A combined edition of social and political writings: the psychological evolution of human society; the possibility of the unification of the human race; the problem of war and the self-determination of nations.
In The Human Cycle, Sri Aurobindo explores the evolution of human society from a psychological perspective and traces its growth through five distinct psychological phases: symbolic, typal, conventional, individualist and subjective.
The outcome of the subjective stage, he suggests, will be a spiritual age in which not only individuals but society itself will be spiritualised - freed from the egoistic standpoint and turned in its aim towards "the revealing and finding of the divine Self in man.

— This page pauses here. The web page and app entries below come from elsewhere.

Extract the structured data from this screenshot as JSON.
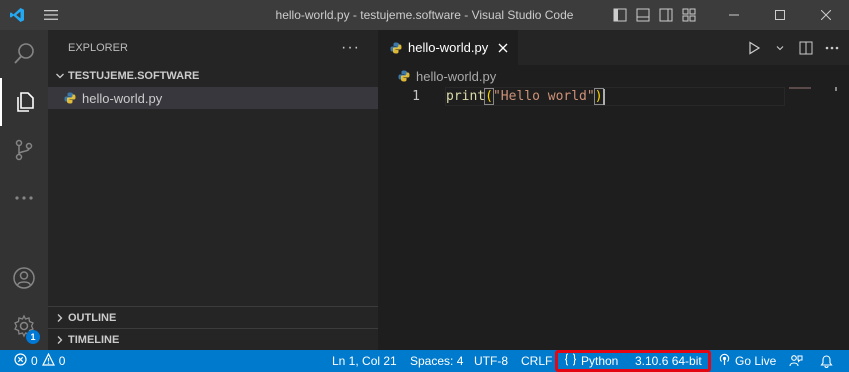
{
  "window": {
    "title": "hello-world.py - testujeme.software - Visual Studio Code",
    "icons": [
      "vscode-logo-icon",
      "hamburger-menu-icon",
      "toggle-primary-sidebar-icon",
      "toggle-panel-icon",
      "toggle-secondary-sidebar-icon",
      "customize-layout-icon",
      "minimize-icon",
      "maximize-icon",
      "close-icon"
    ]
  },
  "activity_bar": {
    "items": [
      "search-icon",
      "explorer-icon",
      "source-control-icon",
      "more-icon",
      "accounts-icon",
      "settings-icon"
    ],
    "settings_badge": "1"
  },
  "sidebar": {
    "header": "EXPLORER",
    "more": "···",
    "folder": "TESTUJEME.SOFTWARE",
    "files": [
      {
        "name": "hello-world.py",
        "icon": "python-file-icon"
      }
    ],
    "outline": "OUTLINE",
    "timeline": "TIMELINE"
  },
  "editor": {
    "tab": {
      "label": "hello-world.py",
      "icon": "python-file-icon"
    },
    "breadcrumb": "hello-world.py",
    "lines": [
      {
        "number": "1",
        "fn": "print",
        "open": "(",
        "str": "\"Hello world\"",
        "close": ")"
      }
    ]
  },
  "status_bar": {
    "problems_errors": "0",
    "problems_warnings": "0",
    "position": "Ln 1, Col 21",
    "indent": "Spaces: 4",
    "encoding": "UTF-8",
    "eol": "CRLF",
    "language": "Python",
    "interpreter": "3.10.6 64-bit",
    "golive": "Go Live"
  },
  "colors": {
    "statusbar": "#007acc",
    "highlight": "#e30613",
    "titlebar": "#3c3c3c",
    "activitybar": "#333333",
    "sidebar": "#252526",
    "editor": "#1e1e1e"
  }
}
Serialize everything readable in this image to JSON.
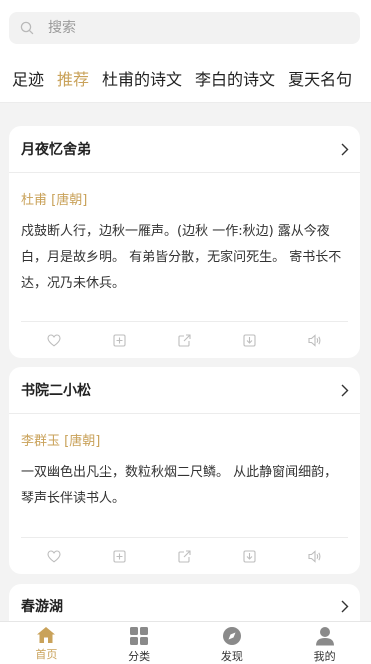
{
  "search": {
    "placeholder": "搜索",
    "icon": "search-icon"
  },
  "tabs": [
    {
      "label": "足迹",
      "active": false
    },
    {
      "label": "推荐",
      "active": true
    },
    {
      "label": "杜甫的诗文",
      "active": false
    },
    {
      "label": "李白的诗文",
      "active": false
    },
    {
      "label": "夏天名句",
      "active": false
    }
  ],
  "cards": [
    {
      "title": "月夜忆舍弟",
      "author": "杜甫 [唐朝]",
      "content": "戍鼓断人行，边秋一雁声。(边秋 一作:秋边) 露从今夜白，月是故乡明。 有弟皆分散，无家问死生。 寄书长不达，况乃未休兵。"
    },
    {
      "title": "书院二小松",
      "author": "李群玉 [唐朝]",
      "content": "一双幽色出凡尘，数粒秋烟二尺鳞。 从此静窗闻细韵，琴声长伴读书人。"
    },
    {
      "title": "春游湖",
      "author": "",
      "content": ""
    }
  ],
  "actions": [
    "heart-icon",
    "add-icon",
    "share-icon",
    "download-icon",
    "speaker-icon"
  ],
  "tabbar": [
    {
      "label": "首页",
      "icon": "home-icon",
      "active": true
    },
    {
      "label": "分类",
      "icon": "grid-icon",
      "active": false
    },
    {
      "label": "发现",
      "icon": "compass-icon",
      "active": false
    },
    {
      "label": "我的",
      "icon": "user-icon",
      "active": false
    }
  ],
  "colors": {
    "accent": "#c9a25a",
    "background": "#f3f3f3",
    "icon_gray": "#bdbdbd"
  }
}
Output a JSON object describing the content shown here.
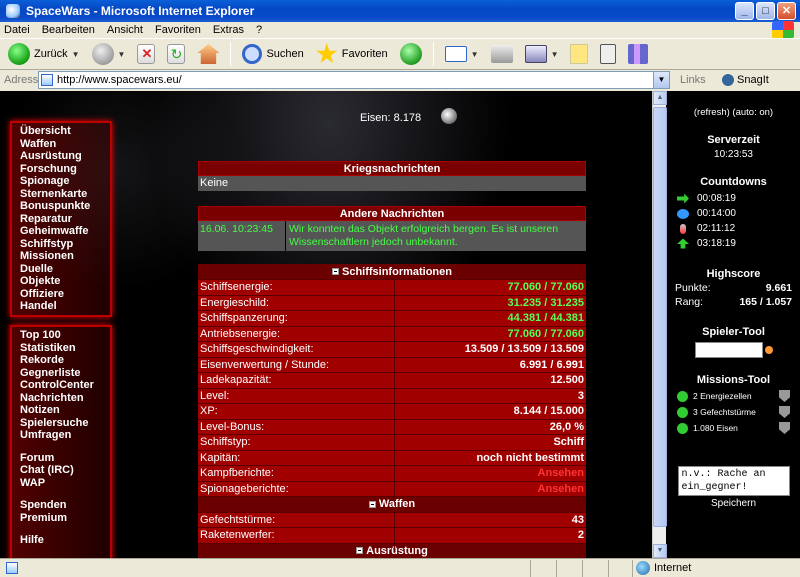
{
  "window": {
    "title": "SpaceWars - Microsoft Internet Explorer"
  },
  "menu": [
    "Datei",
    "Bearbeiten",
    "Ansicht",
    "Favoriten",
    "Extras",
    "?"
  ],
  "toolbar": {
    "back": "Zurück",
    "search": "Suchen",
    "favorites": "Favoriten"
  },
  "address": {
    "label": "Adresse",
    "url": "http://www.spacewars.eu/",
    "links": "Links",
    "snagit": "SnagIt"
  },
  "nav": {
    "group1": [
      "Übersicht",
      "Waffen",
      "Ausrüstung",
      "Forschung",
      "Spionage",
      "Sternenkarte",
      "Bonuspunkte",
      "Reparatur",
      "Geheimwaffe",
      "Schiffstyp",
      "Missionen",
      "Duelle",
      "Objekte",
      "Offiziere",
      "Handel"
    ],
    "group2": [
      "Top 100",
      "Statistiken",
      "Rekorde",
      "Gegnerliste",
      "ControlCenter",
      "Nachrichten",
      "Notizen",
      "Spielersuche",
      "Umfragen"
    ],
    "group3": [
      "Forum",
      "Chat (IRC)",
      "WAP"
    ],
    "group4": [
      "Spenden",
      "Premium"
    ],
    "group5": [
      "Hilfe"
    ]
  },
  "resources": {
    "label": "Eisen:",
    "value": "8.178"
  },
  "war_news": {
    "title": "Kriegsnachrichten",
    "body": "Keine"
  },
  "other_news": {
    "title": "Andere Nachrichten",
    "date": "16.06. 10:23:45",
    "text": "Wir konnten das Objekt erfolgreich bergen. Es ist unseren Wissenschaftlern jedoch unbekannt."
  },
  "ship_info": {
    "title": "Schiffsinformationen",
    "rows": [
      {
        "k": "Schiffsenergie:",
        "v": "77.060 / 77.060",
        "c": "green"
      },
      {
        "k": "Energieschild:",
        "v": "31.235 / 31.235",
        "c": "green"
      },
      {
        "k": "Schiffspanzerung:",
        "v": "44.381 / 44.381",
        "c": "green"
      },
      {
        "k": "Antriebsenergie:",
        "v": "77.060 / 77.060",
        "c": "green"
      },
      {
        "k": "Schiffsgeschwindigkeit:",
        "v": "13.509 / 13.509 / 13.509",
        "c": ""
      },
      {
        "k": "Eisenverwertung / Stunde:",
        "v": "6.991 / 6.991",
        "c": ""
      },
      {
        "k": "Ladekapazität:",
        "v": "12.500",
        "c": ""
      },
      {
        "k": "Level:",
        "v": "3",
        "c": ""
      },
      {
        "k": "XP:",
        "v": "8.144 / 15.000",
        "c": ""
      },
      {
        "k": "Level-Bonus:",
        "v": "26,0 %",
        "c": ""
      },
      {
        "k": "Schiffstyp:",
        "v": "Schiff",
        "c": ""
      },
      {
        "k": "Kapitän:",
        "v": "noch nicht bestimmt",
        "c": ""
      },
      {
        "k": "Kampfberichte:",
        "v": "Ansehen",
        "c": "red"
      },
      {
        "k": "Spionageberichte:",
        "v": "Ansehen",
        "c": "red"
      }
    ],
    "weapons_title": "Waffen",
    "weapons": [
      {
        "k": "Gefechtstürme:",
        "v": "43"
      },
      {
        "k": "Raketenwerfer:",
        "v": "2"
      }
    ],
    "equipment_title": "Ausrüstung"
  },
  "sidebar": {
    "refresh": "(refresh)  (auto: on)",
    "server_time_title": "Serverzeit",
    "server_time": "10:23:53",
    "countdowns_title": "Countdowns",
    "countdowns": [
      "00:08:19",
      "00:14:00",
      "02:11:12",
      "03:18:19"
    ],
    "highscore_title": "Highscore",
    "points_label": "Punkte:",
    "points": "9.661",
    "rank_label": "Rang:",
    "rank": "165 / 1.057",
    "player_tool_title": "Spieler-Tool",
    "mission_tool_title": "Missions-Tool",
    "missions": [
      "2 Energiezellen",
      "3 Gefechtstürme",
      "1.080 Eisen"
    ],
    "note_text": "n.v.: Rache an ein_gegner!",
    "save_label": "Speichern"
  },
  "status": {
    "zone": "Internet"
  }
}
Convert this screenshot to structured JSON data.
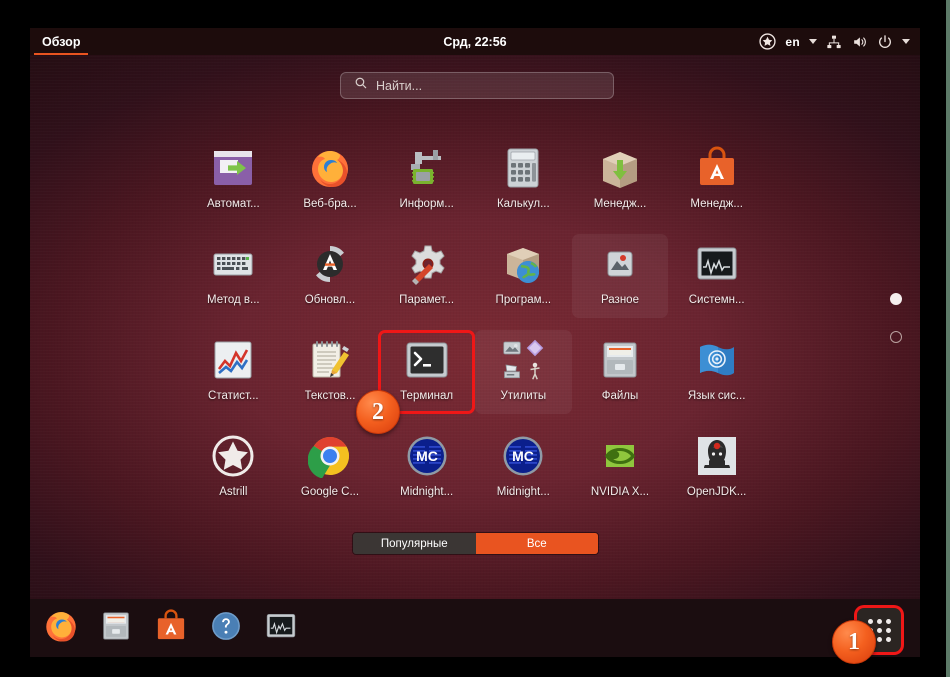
{
  "topbar": {
    "overview_label": "Обзор",
    "clock": "Срд, 22:56",
    "language": "en",
    "icons": [
      "shield-star-icon",
      "network-icon",
      "volume-icon",
      "power-icon",
      "chevron-down-icon"
    ]
  },
  "search": {
    "placeholder": "Найти...",
    "icon": "search-icon"
  },
  "apps": [
    {
      "label": "Автомат...",
      "icon": "automation-icon",
      "folder": false,
      "highlight": false
    },
    {
      "label": "Веб-бра...",
      "icon": "firefox-icon",
      "folder": false,
      "highlight": false
    },
    {
      "label": "Информ...",
      "icon": "hardware-info-icon",
      "folder": false,
      "highlight": false
    },
    {
      "label": "Калькул...",
      "icon": "calculator-icon",
      "folder": false,
      "highlight": false
    },
    {
      "label": "Менедж...",
      "icon": "package-download-icon",
      "folder": false,
      "highlight": false
    },
    {
      "label": "Менедж...",
      "icon": "ubuntu-software-icon",
      "folder": false,
      "highlight": false
    },
    {
      "label": "Метод в...",
      "icon": "keyboard-icon",
      "folder": false,
      "highlight": false
    },
    {
      "label": "Обновл...",
      "icon": "software-updater-icon",
      "folder": false,
      "highlight": false
    },
    {
      "label": "Парамет...",
      "icon": "settings-gear-icon",
      "folder": false,
      "highlight": false
    },
    {
      "label": "Програм...",
      "icon": "package-globe-icon",
      "folder": false,
      "highlight": false
    },
    {
      "label": "Разное",
      "icon": "misc-folder-icon",
      "folder": true,
      "highlight": false
    },
    {
      "label": "Системн...",
      "icon": "system-monitor-icon",
      "folder": false,
      "highlight": false
    },
    {
      "label": "Статист...",
      "icon": "statistics-icon",
      "folder": false,
      "highlight": false
    },
    {
      "label": "Текстов...",
      "icon": "text-editor-icon",
      "folder": false,
      "highlight": false
    },
    {
      "label": "Терминал",
      "icon": "terminal-icon",
      "folder": false,
      "highlight": true
    },
    {
      "label": "Утилиты",
      "icon": "utilities-folder-icon",
      "folder": true,
      "highlight": false
    },
    {
      "label": "Файлы",
      "icon": "files-icon",
      "folder": false,
      "highlight": false
    },
    {
      "label": "Язык сис...",
      "icon": "language-support-icon",
      "folder": false,
      "highlight": false
    },
    {
      "label": "Astrill",
      "icon": "astrill-star-icon",
      "folder": false,
      "highlight": false
    },
    {
      "label": "Google C...",
      "icon": "google-chrome-icon",
      "folder": false,
      "highlight": false
    },
    {
      "label": "Midnight...",
      "icon": "midnight-commander-icon",
      "folder": false,
      "highlight": false
    },
    {
      "label": "Midnight...",
      "icon": "midnight-commander-icon",
      "folder": false,
      "highlight": false
    },
    {
      "label": "NVIDIA X...",
      "icon": "nvidia-icon",
      "folder": false,
      "highlight": false
    },
    {
      "label": "OpenJDK...",
      "icon": "openjdk-duke-icon",
      "folder": false,
      "highlight": false
    }
  ],
  "page_indicator": {
    "total": 2,
    "current": 1
  },
  "toggle": {
    "frequent_label": "Популярные",
    "all_label": "Все",
    "selected": "Все"
  },
  "dock": {
    "items": [
      {
        "name": "firefox",
        "icon": "firefox-icon"
      },
      {
        "name": "files",
        "icon": "files-icon"
      },
      {
        "name": "ubuntu-software",
        "icon": "ubuntu-software-icon"
      },
      {
        "name": "help",
        "icon": "help-question-icon"
      },
      {
        "name": "system-monitor",
        "icon": "system-monitor-icon"
      }
    ],
    "show_apps": {
      "icon": "grid-apps-icon",
      "highlight": true
    }
  },
  "annotations": [
    {
      "step": "1",
      "target": "show-apps-button"
    },
    {
      "step": "2",
      "target": "terminal-app"
    }
  ],
  "colors": {
    "accent_orange": "#e95420",
    "highlight_red": "#ef1717",
    "topbar_bg": "#1d0c0c",
    "wallpaper_center": "#7a2a33",
    "wallpaper_edge": "#250d13"
  }
}
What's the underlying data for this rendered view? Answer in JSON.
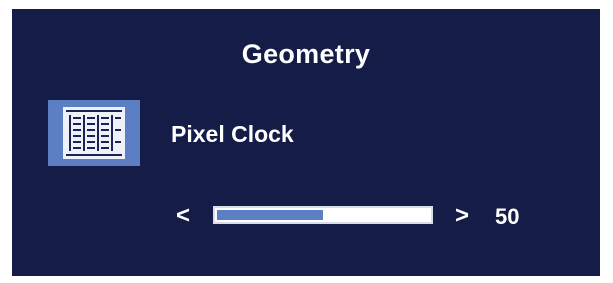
{
  "menu": {
    "title": "Geometry"
  },
  "item": {
    "icon": "pixel-clock-icon",
    "label": "Pixel Clock"
  },
  "slider": {
    "decrease_glyph": "<",
    "increase_glyph": ">",
    "value": "50",
    "fraction": 0.5
  },
  "colors": {
    "background": "#141c47",
    "accent": "#5c7fc4",
    "text": "#ffffff"
  }
}
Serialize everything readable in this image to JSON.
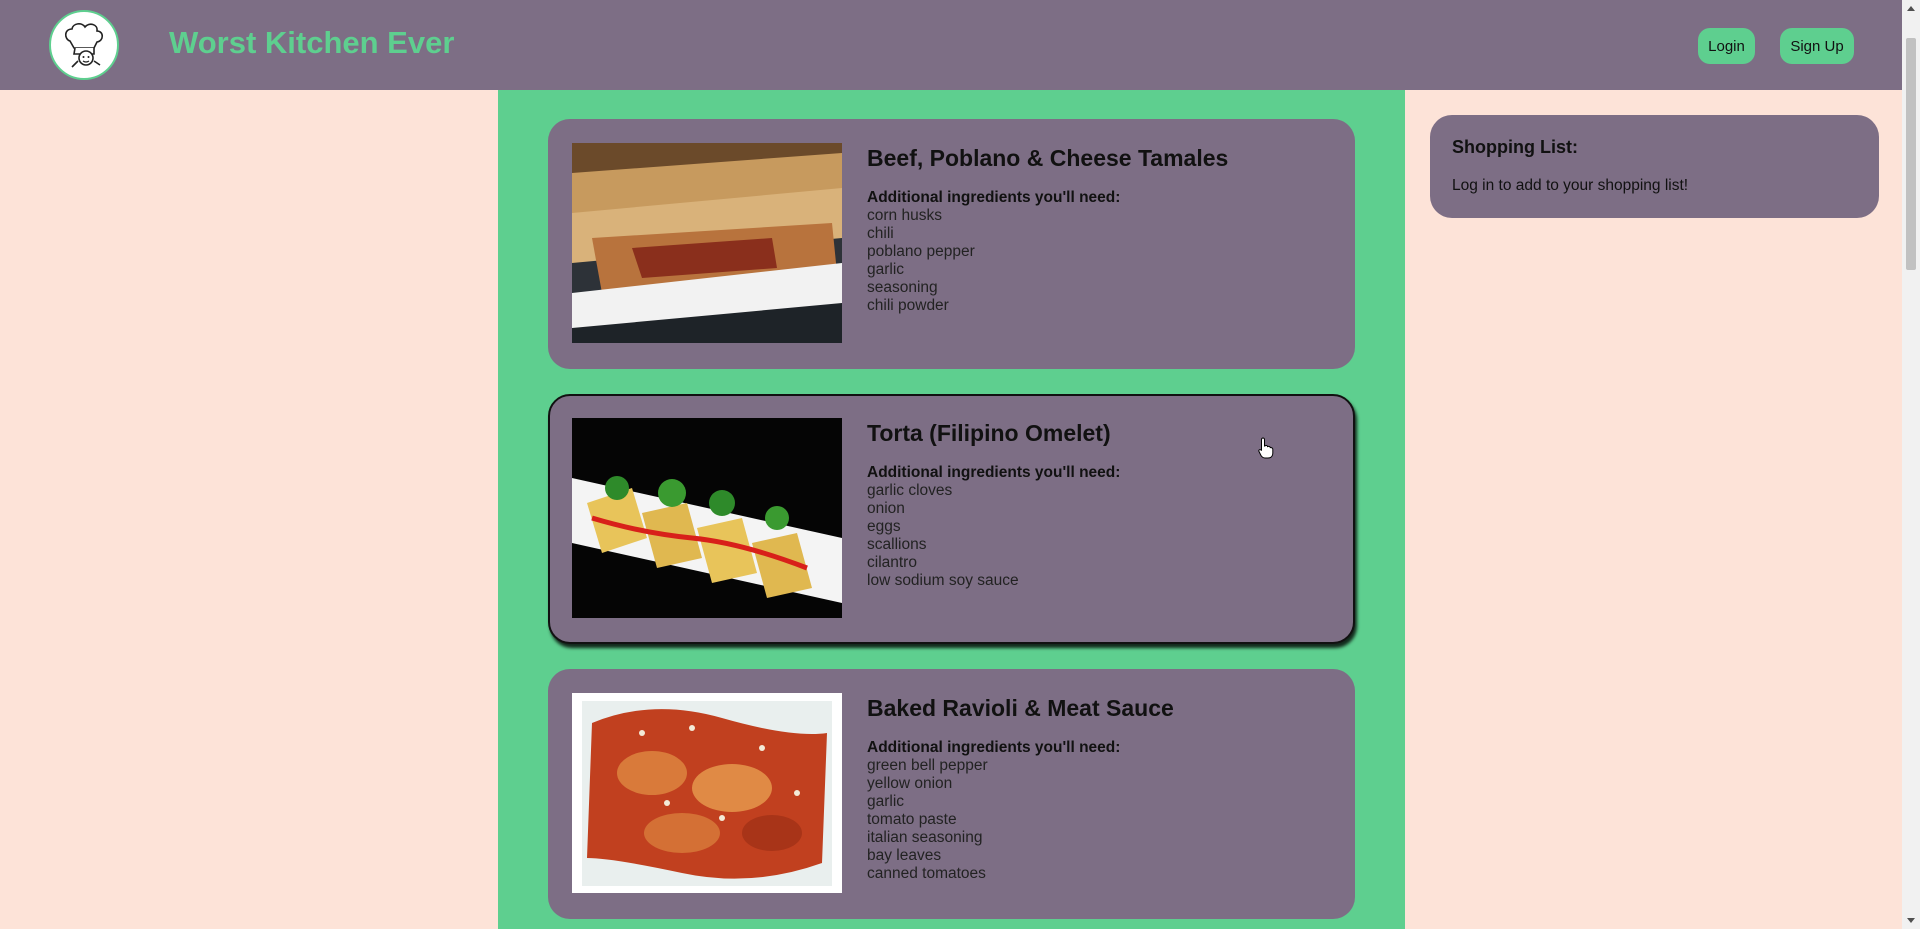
{
  "header": {
    "site_title": "Worst Kitchen Ever",
    "logo_icon": "chef-hat-icon",
    "login_label": "Login",
    "signup_label": "Sign Up"
  },
  "recipes": [
    {
      "title": "Beef, Poblano & Cheese Tamales",
      "ingredients_heading": "Additional ingredients you'll need:",
      "ingredients": [
        "corn husks",
        "chili",
        "poblano pepper",
        "garlic",
        "seasoning",
        "chili powder"
      ]
    },
    {
      "title": "Torta (Filipino Omelet)",
      "ingredients_heading": "Additional ingredients you'll need:",
      "ingredients": [
        "garlic cloves",
        "onion",
        "eggs",
        "scallions",
        "cilantro",
        "low sodium soy sauce"
      ]
    },
    {
      "title": "Baked Ravioli & Meat Sauce",
      "ingredients_heading": "Additional ingredients you'll need:",
      "ingredients": [
        "green bell pepper",
        "yellow onion",
        "garlic",
        "tomato paste",
        "italian seasoning",
        "bay leaves",
        "canned tomatoes"
      ]
    }
  ],
  "shopping_list": {
    "title": "Shopping List:",
    "message": "Log in to add to your shopping list!"
  },
  "colors": {
    "header_bg": "#7d6e85",
    "accent": "#5ecf8f",
    "page_bg": "#fde3d8"
  }
}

About The Ideal of Human Unity Sri Aurobindo once remarked that he had "taken the present trend of mankind towards a closer unification and tried to appreciate its tendencies and show what is wanting to them in order that real human unity may be achieved." He discusses not only the past efforts of the Greeks, Romans and others at political unification, but the attempts of modern nations - Russia, China, the United States of America, the European countries, etc.
In War and Self-Determination, Sri Aurobindo discusses the problems arising out of the First World War; the obstacles to the elimination of war and violent revolution; the principle of self-determination for individuals and nations; the failings of the League of Nations; the forces of American capitalism and Russian communism; etc.
A spiritualised society would treat in its sociology the individual, from the saint to the criminal, not as units of a social problem to be passed through some skillfully devised machinery and either flattened into the social mould or crushed out of it, but as souls suffering and entangled in a net and to be rescued, souls growing and to be encouraged to grow, souls grown and from whom help and power can be drawn by the lesser spirits who are not yet adult.
The aim of its economics would be not to create a huge engine of production, whether of the competitive or the co-operative kind, but to give to men - not only to some but to all men each in his highest possible measure - the joy of work according to their own nature and free leisure to grow inwardly, as well as a simply rich and beautiful life for all.
In its politics it would not regard the nationswithin the scope of their own internal life as enormous State machines regulated and armoured with man living for the sake of the machine and worshipping it as his God and his larger self, content at the first call to kill others upon its altar and to bleed there himself so that the machine may remain intact and powerful and be made ever larger, more complex, more cumbrous, more mechanically efficent and entire. Neither would it be content to maintain these nations or states in their mutual relations as noxious engines meant to discharge poisonous gas upon each other in peace and to rush in times of clash upon each other's armed hosts and unarmed millions, full of belching shot and men missioned to murder like hostile tanks in a modern battlefield. It would regard the peoples as group-souls, the Divinity concealed and to be self-discovered in its human collectivities, group-souls meant like the individual to grow according to their own nature and by that growth to help each other, to help the whole race in the one common work of humanity. And that work would be to find the divine Self in the individual and the collectivity and to realise spiritually, mentally, vitally, materially its greatest, largest, richest and deepest possibilities in the inner life of all and their outer action and nature. (p.241-42)
- Sri Aurobindo
About the Author:
Sri Aurobindo was an Indian/Hindu nationalist, scholar, poet, mystic, evolutionary philosopher, yogi and guru. After a short political career in which he became one of leaders of the early movement for the freedom of India from British rule, Sri Aurobindo turned to the development and practice of a new spiritual path which he called the "integral yoga," the aim of which was to further the evolution of life on earth by establishing a high level of spiritual consciousness which he called the Supermind that would represent a divine life.
Sri Aurobindo wrote prolifically in English on his spiritual philosophy and practice, on social and political development, on Indian culture including extensive commentaries and translations of ancient Indian scriptures, on literature and poetry including the writing of much spiritual poetry.